The RCGP chair has said consultant notes are taking so long to arrive at GP practices that she is advising patients take photos of them at the hospital to show their GP before the official letter arrives.
RCGP chair Professor Helen Stokes-Lampard said she has asked patients on several occasions to take pictures of their notes from a hospital appointment to show to her during their next GP clinic, instead of ‘waiting five weeks’ for the letter to come through.
She revealed the tactic while speaking during a fringe event at the Labour Party conference last month, which discussed data sharing in the NHS.
Professor Stokes-Lampard said it is an ‘utter frustration’ that the best way to communicate with secondary care staff is to get consultant notes from patients themselves.
She said: ‘I still can’t get letters on from the hospital trusts.
‘It is an utter frustration that my best way of communicating with my secondary care colleagues is to ask my patient to take a photograph of the consultants notes and bring it to my surgery to show you what the plan is and I don’t have to wait five weeks for the letter to come through.’
She added: ‘We know it can be better and we know there are examples out there.’
The RCGP chair said she asks patients to get permisssion from the consultant to take the photo first and, in her experience, consultants have had no objections.
She said it is particularly useful for GPs to see the notes promptly when there has been a change in medication or dosage.
BMA GP Committee chair Dr Richard Vautrey recently said during the same event that integrated patient records are unintentionally increasing GP workload.
He said the Leeds Care Record – a system that allows GPs and hospitals to share information with each other – has caused hospitals to redirect patients to GP surgeries to explain hospital test results.
Recently, a coroner said discharge letters should be sent to all medical attendants, not just GPs, following the death of a patient.
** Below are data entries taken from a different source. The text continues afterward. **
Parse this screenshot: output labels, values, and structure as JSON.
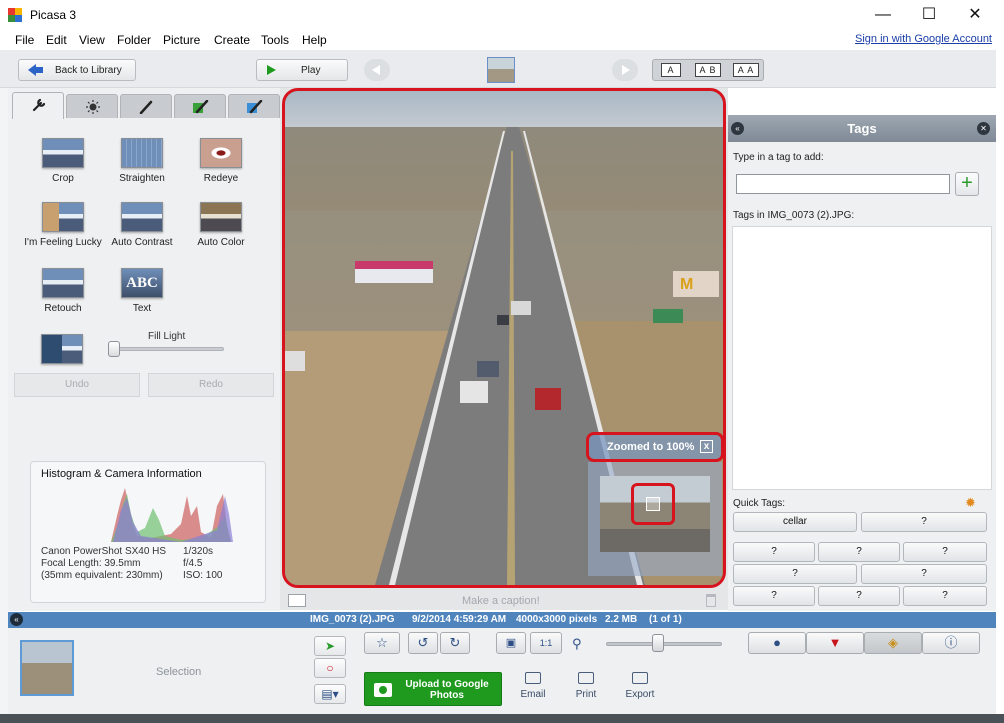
{
  "window": {
    "title": "Picasa 3",
    "minimize_glyph": "—",
    "maximize_glyph": "☐",
    "close_glyph": "✕"
  },
  "menu": {
    "items": [
      "File",
      "Edit",
      "View",
      "Folder",
      "Picture",
      "Create",
      "Tools",
      "Help"
    ],
    "sign_in": "Sign in with Google Account"
  },
  "toolbar": {
    "back_label": "Back to Library",
    "play_label": "Play",
    "caption_modes": [
      "A",
      "A B",
      "A A"
    ]
  },
  "left_panel": {
    "tabs": [
      "wrench-icon",
      "sun-icon",
      "brush-icon",
      "green-brush-icon",
      "blue-brush-icon"
    ],
    "tools": [
      {
        "label": "Crop"
      },
      {
        "label": "Straighten"
      },
      {
        "label": "Redeye"
      },
      {
        "label": "I'm Feeling Lucky"
      },
      {
        "label": "Auto Contrast"
      },
      {
        "label": "Auto Color"
      },
      {
        "label": "Retouch"
      },
      {
        "label": "Text"
      }
    ],
    "text_thumb": "ABC",
    "fill_light_label": "Fill Light",
    "fill_light_value": 0,
    "undo_label": "Undo",
    "redo_label": "Redo",
    "histogram": {
      "title": "Histogram & Camera Information",
      "camera": "Canon PowerShot SX40 HS",
      "focal_length": "Focal Length: 39.5mm",
      "equivalent": "(35mm equivalent: 230mm)",
      "shutter": "1/320s",
      "aperture": "f/4.5",
      "iso": "ISO: 100"
    }
  },
  "photo": {
    "zoom_text": "Zoomed to 100%",
    "zoom_close": "x",
    "caption_placeholder": "Make a caption!"
  },
  "tags": {
    "title": "Tags",
    "collapse_glyph": "«",
    "close_glyph": "✕",
    "input_label": "Type in a tag to add:",
    "input_value": "",
    "add_glyph": "+",
    "tags_in_label": "Tags in IMG_0073 (2).JPG:",
    "quick_tags_label": "Quick Tags:",
    "quick_tags": [
      "cellar",
      "?",
      "?",
      "?",
      "?",
      "?",
      "?",
      "?",
      "?",
      "?"
    ]
  },
  "status": {
    "filename": "IMG_0073 (2).JPG",
    "datetime": "9/2/2014 4:59:29 AM",
    "dimensions": "4000x3000 pixels",
    "size": "2.2 MB",
    "position": "(1 of 1)",
    "collapse_glyph": "«"
  },
  "tray": {
    "selection_label": "Selection",
    "upload_label": "Upload to Google Photos",
    "actions": [
      "Email",
      "Print",
      "Export"
    ],
    "fit_label": "1:1",
    "zoom_level": 0.45
  },
  "colors": {
    "accent_red": "#d7141d",
    "status_blue": "#4f84bd",
    "upload_green": "#1f9a1f",
    "link_blue": "#1a3ea8"
  }
}
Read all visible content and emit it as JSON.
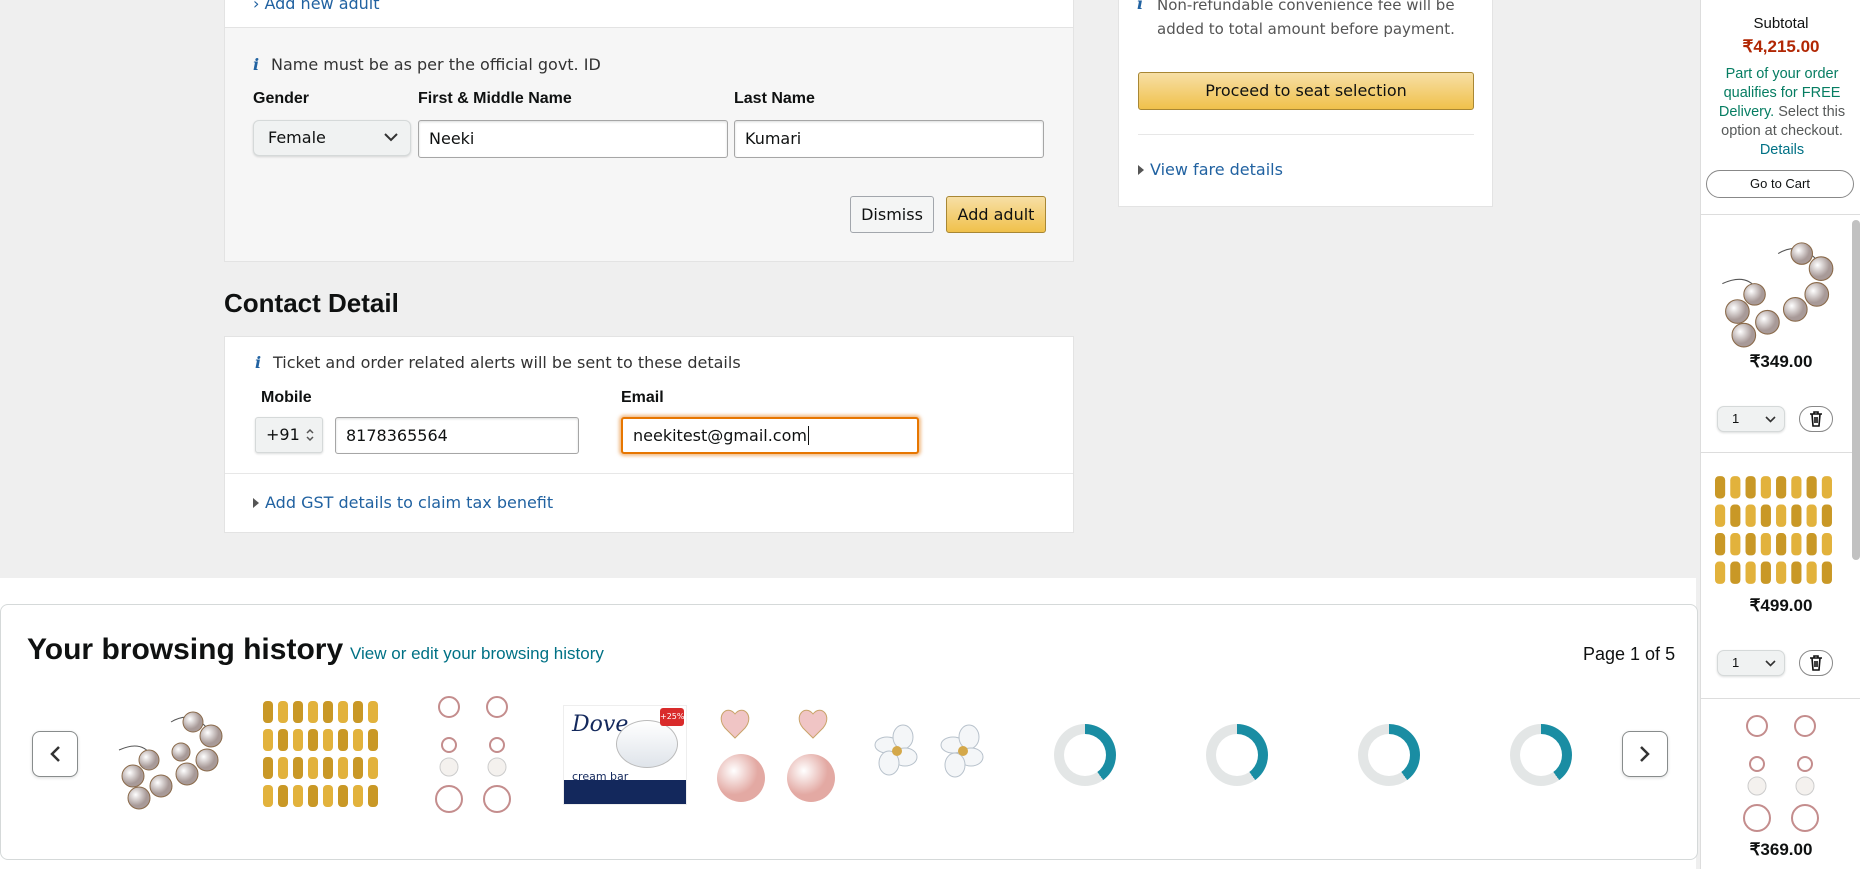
{
  "passenger": {
    "add_adult_link": "Add new adult",
    "id_note": "Name must be as per the official govt. ID",
    "gender_label": "Gender",
    "gender_value": "Female",
    "first_name_label": "First & Middle Name",
    "first_name_value": "Neeki",
    "last_name_label": "Last Name",
    "last_name_value": "Kumari",
    "dismiss_label": "Dismiss",
    "add_adult_label": "Add adult"
  },
  "contact": {
    "heading": "Contact Detail",
    "alert_note": "Ticket and order related alerts will be sent to these details",
    "mobile_label": "Mobile",
    "country_code": "+91",
    "mobile_value": "8178365564",
    "email_label": "Email",
    "email_value": "neekitest@gmail.com",
    "gst_link": "Add GST details to claim tax benefit"
  },
  "summary": {
    "fee_note": "Non-refundable convenience fee will be added to total amount before payment.",
    "proceed_label": "Proceed to seat selection",
    "fare_link": "View fare details"
  },
  "history": {
    "title": "Your browsing history",
    "edit_link": "View or edit your browsing history",
    "page_indicator": "Page 1 of 5",
    "items": [
      "pearl hoop earrings",
      "gold earring set",
      "pearl flower drop earrings",
      "Dove cream bar",
      "pink heart pearl drop earrings",
      "white flower earrings",
      "loading",
      "loading",
      "loading",
      "loading"
    ],
    "dove_brand": "Dove",
    "dove_sub": "cream bar",
    "dove_badge": "+25%"
  },
  "cart": {
    "subtotal_label": "Subtotal",
    "subtotal_value": "₹4,215.00",
    "free_delivery": "Part of your order qualifies for FREE Delivery.",
    "select_option": "Select this option at checkout.",
    "details_link": "Details",
    "go_to_cart": "Go to Cart",
    "items": [
      {
        "price": "₹349.00",
        "qty": "1"
      },
      {
        "price": "₹499.00",
        "qty": "1"
      },
      {
        "price": "₹369.00"
      }
    ]
  },
  "colors": {
    "link": "#2162a1",
    "price_red": "#b12704",
    "free_green": "#067d62",
    "button_yellow": "#f0c14b",
    "focus_orange": "#e77600"
  }
}
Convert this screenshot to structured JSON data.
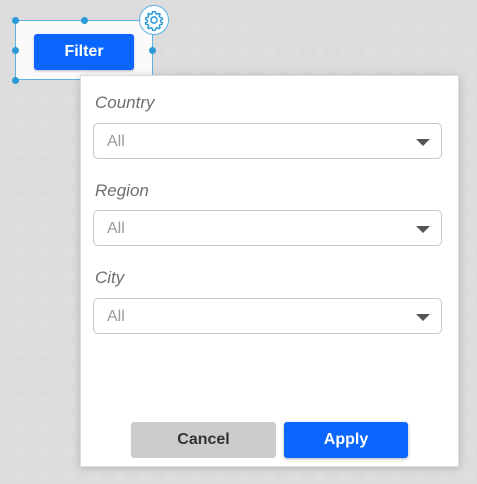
{
  "widget": {
    "filter_label": "Filter",
    "accent": "#0a66ff",
    "frame_color": "#5ab4e0",
    "settings_icon": "gear-icon"
  },
  "panel": {
    "fields": [
      {
        "label": "Country",
        "value": "All"
      },
      {
        "label": "Region",
        "value": "All"
      },
      {
        "label": "City",
        "value": "All"
      }
    ],
    "cancel_label": "Cancel",
    "apply_label": "Apply"
  }
}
Elsewhere, new rules requiring GPs to write to coroners about patient deaths have caused concern with some GPs who say it will delay funerals.